THE TASK: Retype the records below exactly as they appear, but leave out any pictures.

(Beginning of TASK DATA)

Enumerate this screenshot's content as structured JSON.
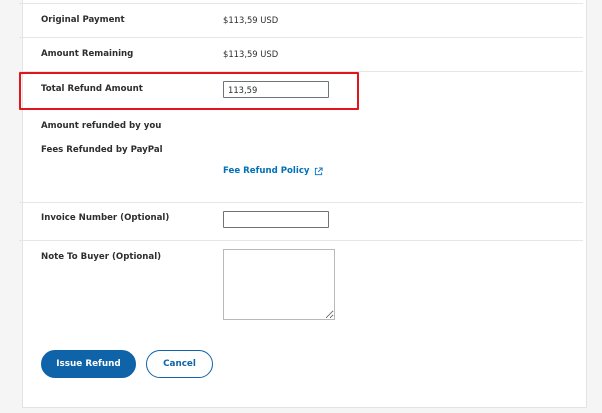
{
  "payment": {
    "original_label": "Original Payment",
    "original_value": "$113,59 USD",
    "remaining_label": "Amount Remaining",
    "remaining_value": "$113,59 USD"
  },
  "refund": {
    "total_label": "Total Refund Amount",
    "total_value": "113,59",
    "refunded_by_you_label": "Amount refunded by you",
    "fees_refunded_label": "Fees Refunded by PayPal",
    "fee_policy_link": "Fee Refund Policy"
  },
  "invoice": {
    "label": "Invoice Number (Optional)",
    "value": ""
  },
  "note": {
    "label": "Note To Buyer (Optional)",
    "value": ""
  },
  "actions": {
    "issue_label": "Issue Refund",
    "cancel_label": "Cancel"
  },
  "icons": {
    "external_link": "external-link-icon"
  },
  "colors": {
    "accent": "#0f63a8",
    "link": "#0070ba",
    "highlight": "#e0161d"
  }
}
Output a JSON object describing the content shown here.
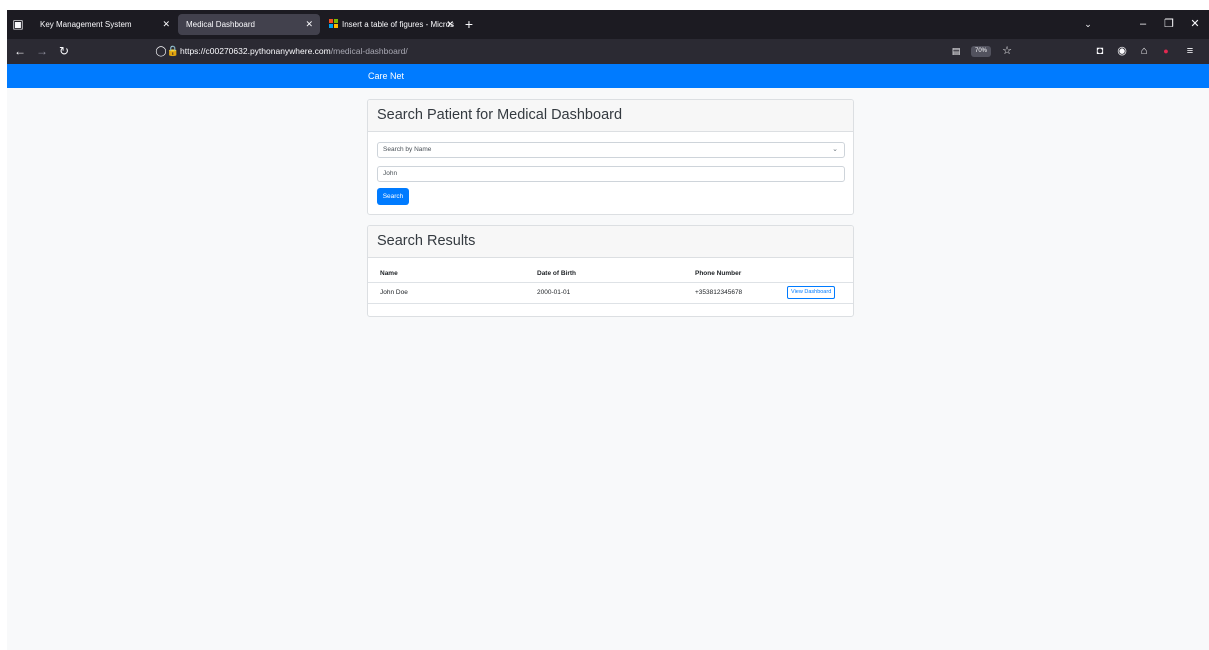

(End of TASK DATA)

PROBLEM SOLUTION:
Enumerate this screenshot's content as structured JSON.
{
  "payment": {
    "original_label": "Original Payment",
    "original_value": "$113,59 USD",
    "remaining_label": "Amount Remaining",
    "remaining_value": "$113,59 USD"
  },
  "refund": {
    "total_label": "Total Refund Amount",
    "total_value": "113,59",
    "refunded_by_you_label": "Amount refunded by you",
    "fees_refunded_label": "Fees Refunded by PayPal",
    "fee_policy_link": "Fee Refund Policy"
  },
  "invoice": {
    "label": "Invoice Number (Optional)",
    "value": ""
  },
  "note": {
    "label": "Note To Buyer (Optional)",
    "value": ""
  },
  "actions": {
    "issue_label": "Issue Refund",
    "cancel_label": "Cancel"
  },
  "icons": {
    "external_link": "external-link-icon"
  },
  "colors": {
    "accent": "#0f63a8",
    "link": "#0070ba",
    "highlight": "#e0161d"
  }
}
Output a JSON object describing the content shown here.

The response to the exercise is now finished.